Top of Mind with Julie Rose - Radio Archive, Episode 23 , Segment 5
Episode: Guantanamo and Gaza, Movies in China, Drones
- Mar 11, 2015 9:00 pm
- 17:50 mins
(1:26:41) Guest: Carrick Detweiler, assistant professor of Computer Science and Engineering at the University of Nebraska Now that the Federal Aviation Administration has released rules on when and where drones can fly in the U.S., we’re beginning to hear about a range of possibilities for small unmanned aerial vehicles that go beyond delivering packages or spying on your neighbors. Scientists are keen to use drones in their research. Dr. Carrick Detweiler is working on just that—he’s an assistant professor of Computer Science and Engineering at the University of Nebraska. Detweiler is working with physical water scientists to figure out where the water might be coming from, and how they may be connecting with each other. “Right now these vehicles are very good at flying high and taking pictures,” says Detweiler, “in the future they could go out and take samples or place sensors.” The new regulations by the Federal Aviation Administration slow down some of Detweiler’s hopes for development, given that drones must remain in “line of sight” of an operator.
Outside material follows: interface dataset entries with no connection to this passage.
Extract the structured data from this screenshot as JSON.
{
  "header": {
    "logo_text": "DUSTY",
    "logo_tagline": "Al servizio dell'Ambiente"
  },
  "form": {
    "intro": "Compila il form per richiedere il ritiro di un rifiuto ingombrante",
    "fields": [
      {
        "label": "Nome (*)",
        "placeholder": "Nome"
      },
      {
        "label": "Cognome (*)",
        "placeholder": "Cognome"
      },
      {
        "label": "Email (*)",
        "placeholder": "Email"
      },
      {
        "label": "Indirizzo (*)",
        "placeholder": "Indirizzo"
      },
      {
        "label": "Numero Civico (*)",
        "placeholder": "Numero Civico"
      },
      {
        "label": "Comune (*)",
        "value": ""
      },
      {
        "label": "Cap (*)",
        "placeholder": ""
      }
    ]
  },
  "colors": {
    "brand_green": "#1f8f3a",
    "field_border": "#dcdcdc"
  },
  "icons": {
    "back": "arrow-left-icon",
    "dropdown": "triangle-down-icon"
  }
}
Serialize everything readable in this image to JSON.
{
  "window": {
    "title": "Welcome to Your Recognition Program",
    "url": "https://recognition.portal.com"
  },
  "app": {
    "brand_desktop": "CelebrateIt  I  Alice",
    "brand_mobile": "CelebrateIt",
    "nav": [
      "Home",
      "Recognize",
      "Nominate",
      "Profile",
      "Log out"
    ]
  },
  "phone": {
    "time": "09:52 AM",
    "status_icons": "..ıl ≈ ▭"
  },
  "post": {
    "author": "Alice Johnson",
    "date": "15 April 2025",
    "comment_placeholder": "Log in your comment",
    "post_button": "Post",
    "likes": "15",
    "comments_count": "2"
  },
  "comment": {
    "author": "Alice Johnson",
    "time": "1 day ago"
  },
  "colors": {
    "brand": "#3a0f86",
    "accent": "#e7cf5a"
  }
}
Detweiler hopes that they may one day fully automate the system.